The housing market was strong again in 2018, with price growth of 6.7% compared to 6.2% in 2017. Slower economic growth did not seem to have a negative impact on house price growth. According to the Spanish National Bank, the weighted average of mortgage rates continues to hover around 2.6%. The average term of new mortgages, however, increased again in 2018 (to 283 months, from 277 in 2017 and 280 in 2018), according to the European Mortgage Association. This helped to support the purchasing power of consumers. For 2019 and 2020, we think growth in house prices will ease and forecast 5% growth in 2019 and 4% in 2020.


We expect home sales to continue to decline, with a total of 210,000 sales in 2019 and 195,000 in 2020 (2018: 218,000). During the first quarter of 2019, home sales declined by 9.0% compared to the year before. The sales drop is partly due to continuing price increases, which are eroding affordability. At the same time, the catch-up effect of households that postponed moving plans during the crisis and have pushed up housing transactions since 2013 is now marginal. In addition, confidence in the housing market (the home owners confidence index as measured by the Homeowners’ Association VEH, and the Delft University of Technology) is decreasing and turned negative for the first time in four-and-a-half years this year. In this light, it is not surprising that house price increases are flattening compared to 2018 (when prices increased by 9.0% on average). For 2019 and 2020, we expect average price increases of 6.5% and 3.0%, respectively. Upward price pressure is expected to persist due to the tightness of the housing market. The construction of new-build homes in the next couple of years will not be sufficient to change this tightness in the housing market, in our view. Low mortgage rates and increasing household income leave room for further price increases.


House prices grew by 3.6% in 2018. Relatively good activity figures and low interest rates will continue to support the real estate market in the coming quarters. Recent high frequency data for the first quarter of 2019 supports this thesis. Belgium's central bank, however, estimates that residential house prices are about 6% overvalued and is also concerned about rising private debt levels. New macroprudential measures are therefore a possibility. We forecast growth of 3.5% and 3.0% in 2019 and 2020, respectively.

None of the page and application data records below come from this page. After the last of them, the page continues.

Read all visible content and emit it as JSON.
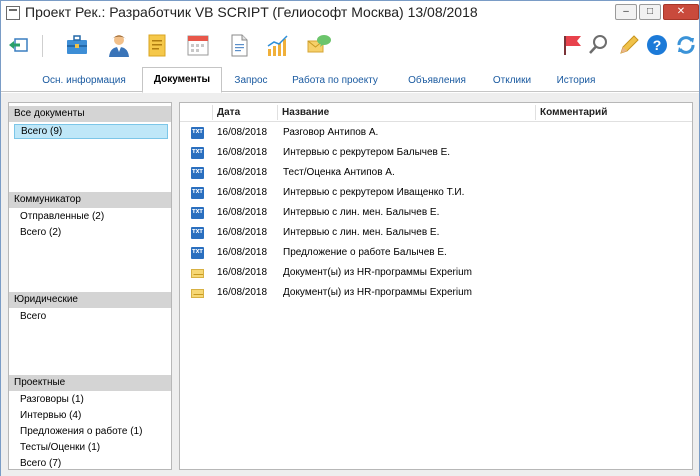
{
  "window": {
    "title": "Проект Рек.: Разработчик VB SCRIPT (Гелиософт Москва) 13/08/2018",
    "minimize": "–",
    "maximize": "□",
    "close": "✕"
  },
  "toolbar": {
    "icons": [
      "back-icon",
      "briefcase-icon",
      "person-icon",
      "notepad-icon",
      "calendar-icon",
      "document-icon",
      "chart-icon",
      "message-icon",
      "flag-icon",
      "search-icon",
      "pencil-icon",
      "help-icon",
      "refresh-icon"
    ],
    "colors": {
      "flag": "#e8424c",
      "help": "#1c7ad8",
      "refresh": "#3b93d8",
      "accent": "#1a5aa0"
    }
  },
  "tabs": [
    {
      "label": "Осн. информация"
    },
    {
      "label": "Документы",
      "active": true
    },
    {
      "label": "Запрос"
    },
    {
      "label": "Работа по проекту"
    },
    {
      "label": "Объявления"
    },
    {
      "label": "Отклики"
    },
    {
      "label": "История"
    }
  ],
  "groups": [
    {
      "header": "Все документы",
      "items": [
        "Всего (9)"
      ]
    },
    {
      "header": "Коммуникатор",
      "items": [
        "Отправленные (2)",
        "Всего (2)"
      ]
    },
    {
      "header": "Юридические",
      "items": [
        "Всего"
      ]
    },
    {
      "header": "Проектные",
      "items": [
        "Разговоры (1)",
        "Интервью (4)",
        "Предложения о работе (1)",
        "Тесты/Оценки (1)",
        "Всего (7)"
      ]
    }
  ],
  "table": {
    "columns": {
      "date": "Дата",
      "name": "Название",
      "comment": "Комментарий"
    },
    "rows": [
      {
        "icon": "txt",
        "date": "16/08/2018",
        "name": "Разговор Антипов А.",
        "comment": ""
      },
      {
        "icon": "txt",
        "date": "16/08/2018",
        "name": "Интервью с рекрутером Балычев Е.",
        "comment": ""
      },
      {
        "icon": "txt",
        "date": "16/08/2018",
        "name": "Тест/Оценка Антипов А.",
        "comment": ""
      },
      {
        "icon": "txt",
        "date": "16/08/2018",
        "name": "Интервью с рекрутером Иващенко Т.И.",
        "comment": ""
      },
      {
        "icon": "txt",
        "date": "16/08/2018",
        "name": "Интервью с лин. мен. Балычев Е.",
        "comment": ""
      },
      {
        "icon": "txt",
        "date": "16/08/2018",
        "name": "Интервью с лин. мен. Балычев Е.",
        "comment": ""
      },
      {
        "icon": "txt",
        "date": "16/08/2018",
        "name": "Предложение о работе Балычев Е.",
        "comment": ""
      },
      {
        "icon": "mail",
        "date": "16/08/2018",
        "name": "Документ(ы) из HR-программы Experium",
        "comment": ""
      },
      {
        "icon": "mail",
        "date": "16/08/2018",
        "name": "Документ(ы) из HR-программы Experium",
        "comment": ""
      }
    ]
  }
}
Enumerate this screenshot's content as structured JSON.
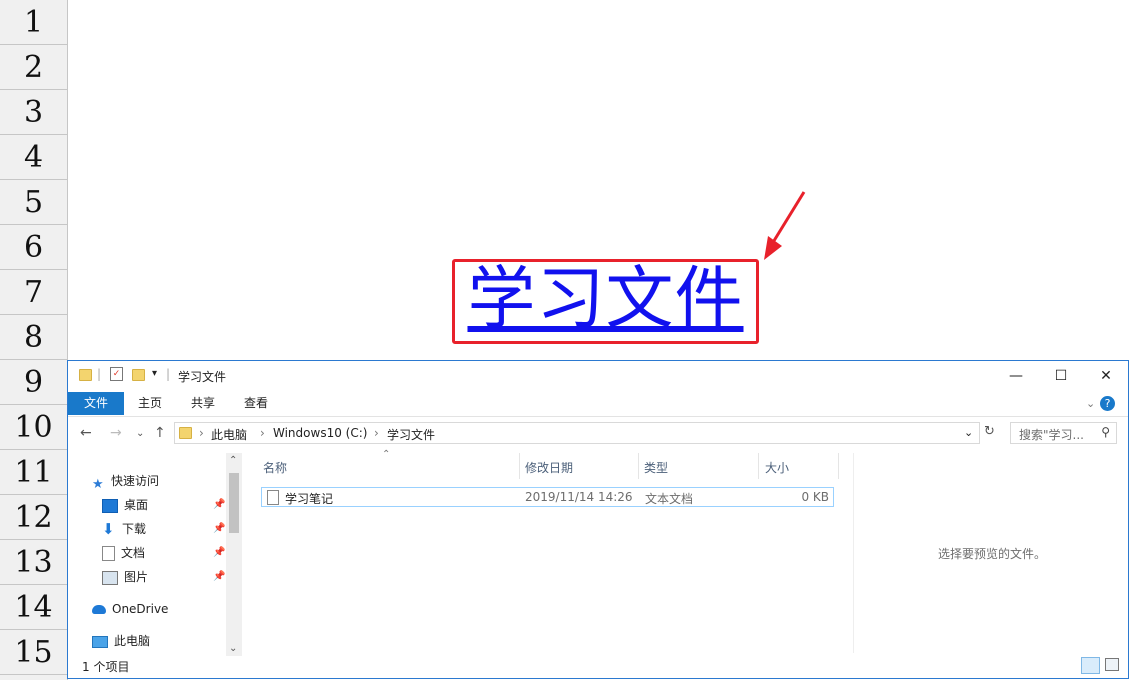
{
  "sheet": {
    "rows": [
      "1",
      "2",
      "3",
      "4",
      "5",
      "6",
      "7",
      "8",
      "9",
      "10",
      "11",
      "12",
      "13",
      "14",
      "15"
    ],
    "link_text": "学习文件",
    "accent_colors": {
      "link": "#1111ee",
      "highlight_box": "#e8212b"
    }
  },
  "window": {
    "title": "学习文件",
    "ribbon_tabs": [
      "文件",
      "主页",
      "共享",
      "查看"
    ],
    "address": {
      "crumbs": [
        "此电脑",
        "Windows10 (C:)",
        "学习文件"
      ]
    },
    "search_placeholder": "搜索\"学习...",
    "nav": {
      "quick_access": "快速访问",
      "items": [
        "桌面",
        "下载",
        "文档",
        "图片"
      ],
      "onedrive": "OneDrive",
      "this_pc": "此电脑"
    },
    "columns": [
      "名称",
      "修改日期",
      "类型",
      "大小"
    ],
    "files": [
      {
        "name": "学习笔记",
        "modified": "2019/11/14 14:26",
        "type": "文本文档",
        "size": "0 KB"
      }
    ],
    "preview_text": "选择要预览的文件。",
    "status_text": "1 个项目"
  }
}
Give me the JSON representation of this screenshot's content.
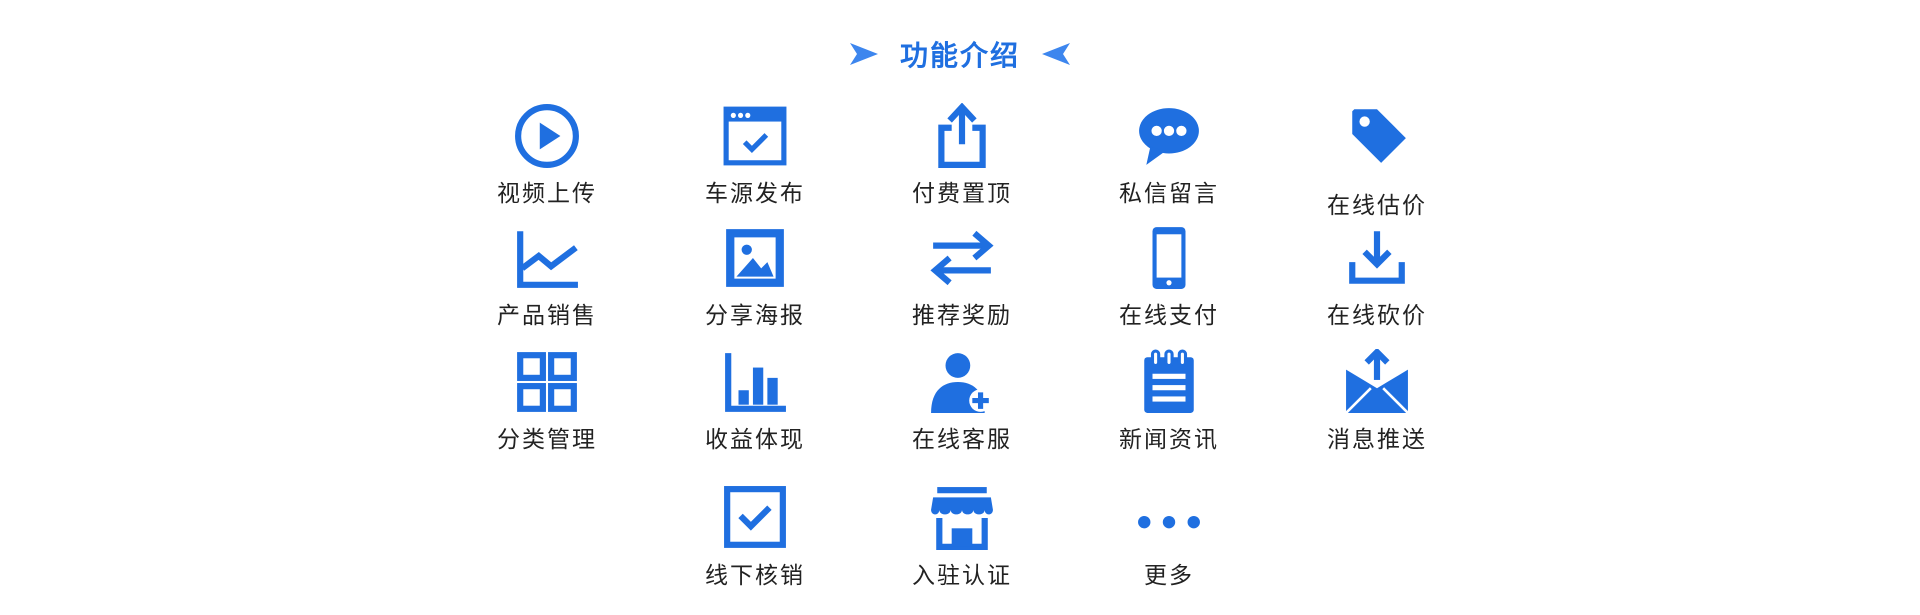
{
  "header": {
    "title": "功能介绍",
    "left_icon": "arrow-right-icon",
    "right_icon": "arrow-left-icon"
  },
  "accent_color": "#1f6fe0",
  "features": [
    {
      "label": "视频上传",
      "icon": "play-circle-icon"
    },
    {
      "label": "车源发布",
      "icon": "browser-window-icon"
    },
    {
      "label": "付费置顶",
      "icon": "share-upload-icon"
    },
    {
      "label": "私信留言",
      "icon": "chat-bubble-icon"
    },
    {
      "label": "在线估价",
      "icon": "price-tag-icon"
    },
    {
      "label": "产品销售",
      "icon": "line-chart-icon"
    },
    {
      "label": "分享海报",
      "icon": "image-poster-icon"
    },
    {
      "label": "推荐奖励",
      "icon": "exchange-arrows-icon"
    },
    {
      "label": "在线支付",
      "icon": "mobile-phone-icon"
    },
    {
      "label": "在线砍价",
      "icon": "download-tray-icon"
    },
    {
      "label": "分类管理",
      "icon": "grid-icon"
    },
    {
      "label": "收益体现",
      "icon": "bar-chart-icon"
    },
    {
      "label": "在线客服",
      "icon": "add-user-icon"
    },
    {
      "label": "新闻资讯",
      "icon": "notepad-icon"
    },
    {
      "label": "消息推送",
      "icon": "mail-upload-icon"
    },
    {
      "label": "线下核销",
      "icon": "checkbox-icon"
    },
    {
      "label": "入驻认证",
      "icon": "storefront-icon"
    },
    {
      "label": "更多",
      "icon": "more-dots-icon"
    }
  ]
}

Domestic demand and demand for gross fixed capital investment remain Austria’s economic growth drivers, with construction investment providing a particularly positive impetus. However, vigorous building activity and excessive demand has caused prices to rise, with residential property price increases being more pronounced in 2018 than in 2017 (+6.9% compared to 3.8%). Construction has become significantly more expensive, not only in 2018, but also in the first quarter of 2019, indicating that residential property prices remain at elevated levels for the time being. Yet, with building permits declining by 14% in 2018, there should be a gradual phase-out of construction activity and prices in the medium term. 


Portuguese residential real estate grew by 10.3% in 2018, which is even higher than the 9.2% growth in 2017. Strong macroeconomic conditions coupled with foreign demand underpin these strong growth figures. We expect strong price growth to continue, but at a slightly lower pace. We are looking for house prices to grow by 8% in 2019 and 6% in 2020.


The economic recovery, which has accompanied Greece's exit from its third ESM programme, is still in place, although the rate of growth is decelerating. Over 1Q19, employment expanded by 2.2% YoY, further fuelling consumer confidence gains. Non-performing loan disposal initiatives from the main systemic banks should, in principle, help to improve lending conditions, but so far this has failed to show up in lending data: lending for house purchases was still contracting at a 3.9% YoY clip in April 2019. The reduction in the ANFIA taxation on real estate assets included in the 2019 budget remains a market positive, though. Even though external factors pose a downside risk to GDP growth, we still expect last year's recovery in Greek house prices to continue at a slightly quicker pace in 2019.

This article is taken from the Eurozone Quarterly, which you can find here